■ **What you are asked to do**: Everything in the entries except the pictures must be duplicated exactly.

■ **Records supplied**:
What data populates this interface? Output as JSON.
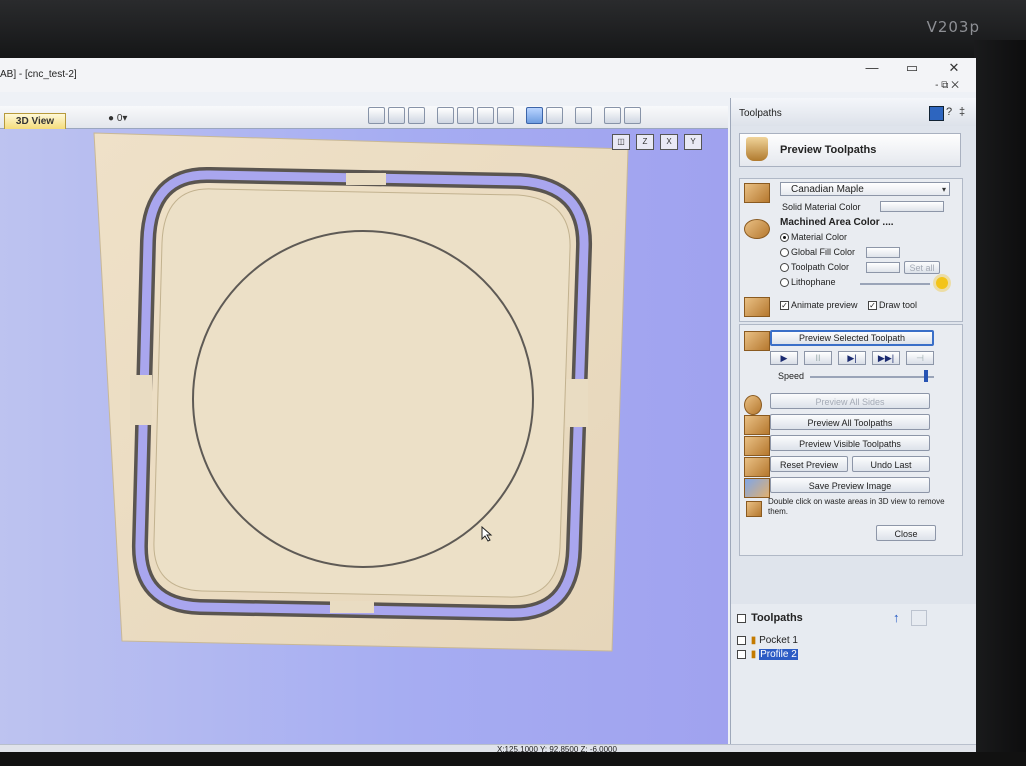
{
  "monitor": {
    "brand": "V203p"
  },
  "window": {
    "title": "AB] - [cnc_test-2]",
    "minimize_glyph": "—",
    "restore_glyph": "▭",
    "close_glyph": "✕",
    "sub_controls": "- ⧉ ✕"
  },
  "view": {
    "tab_label": "3D View",
    "layer_selector": "0▾",
    "axis_icons": [
      "Z",
      "X",
      "Y"
    ]
  },
  "status": {
    "coordinates": "X:125.1000 Y: 92.8500 Z: -6.0000"
  },
  "panel": {
    "title": "Toolpaths",
    "help_glyph": "?",
    "pin_glyph": "‡",
    "preview_header": "Preview Toolpaths",
    "material": {
      "selected": "Canadian Maple",
      "solid_material_label": "Solid Material Color",
      "machined_area_label": "Machined Area Color ....",
      "options": [
        "Material Color",
        "Global Fill Color",
        "Toolpath Color",
        "Lithophane"
      ],
      "selected_option": "Material Color",
      "set_all_label": "Set all",
      "animate_preview_label": "Animate preview",
      "animate_preview_checked": true,
      "draw_tool_label": "Draw tool",
      "draw_tool_checked": true
    },
    "preview": {
      "selected_btn": "Preview Selected Toolpath",
      "media_buttons": [
        "▶",
        "II",
        "▶|",
        "▶▶|",
        "⊣"
      ],
      "speed_label": "Speed",
      "speed_value": 0.92,
      "all_sides_btn": "Preview All Sides",
      "all_toolpaths_btn": "Preview All Toolpaths",
      "visible_toolpaths_btn": "Preview Visible Toolpaths",
      "reset_btn": "Reset Preview",
      "undo_btn": "Undo Last",
      "save_image_btn": "Save Preview Image",
      "hint": "Double click on waste areas in 3D view to remove them.",
      "close_btn": "Close"
    },
    "toolpath_list": {
      "title": "Toolpaths",
      "items": [
        {
          "name": "Pocket 1",
          "selected": false
        },
        {
          "name": "Profile 2",
          "selected": true
        }
      ]
    }
  }
}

■ **Task output**:
What data populates this interface? Output as JSON.
{
  "monitor": {
    "brand": "V203p"
  },
  "window": {
    "title": "AB] - [cnc_test-2]",
    "minimize_glyph": "—",
    "restore_glyph": "▭",
    "close_glyph": "✕",
    "sub_controls": "- ⧉ ✕"
  },
  "view": {
    "tab_label": "3D View",
    "layer_selector": "0▾",
    "axis_icons": [
      "Z",
      "X",
      "Y"
    ]
  },
  "status": {
    "coordinates": "X:125.1000 Y: 92.8500 Z: -6.0000"
  },
  "panel": {
    "title": "Toolpaths",
    "help_glyph": "?",
    "pin_glyph": "‡",
    "preview_header": "Preview Toolpaths",
    "material": {
      "selected": "Canadian Maple",
      "solid_material_label": "Solid Material Color",
      "machined_area_label": "Machined Area Color ....",
      "options": [
        "Material Color",
        "Global Fill Color",
        "Toolpath Color",
        "Lithophane"
      ],
      "selected_option": "Material Color",
      "set_all_label": "Set all",
      "animate_preview_label": "Animate preview",
      "animate_preview_checked": true,
      "draw_tool_label": "Draw tool",
      "draw_tool_checked": true
    },
    "preview": {
      "selected_btn": "Preview Selected Toolpath",
      "media_buttons": [
        "▶",
        "II",
        "▶|",
        "▶▶|",
        "⊣"
      ],
      "speed_label": "Speed",
      "speed_value": 0.92,
      "all_sides_btn": "Preview All Sides",
      "all_toolpaths_btn": "Preview All Toolpaths",
      "visible_toolpaths_btn": "Preview Visible Toolpaths",
      "reset_btn": "Reset Preview",
      "undo_btn": "Undo Last",
      "save_image_btn": "Save Preview Image",
      "hint": "Double click on waste areas in 3D view to remove them.",
      "close_btn": "Close"
    },
    "toolpath_list": {
      "title": "Toolpaths",
      "items": [
        {
          "name": "Pocket 1",
          "selected": false
        },
        {
          "name": "Profile 2",
          "selected": true
        }
      ]
    }
  }
}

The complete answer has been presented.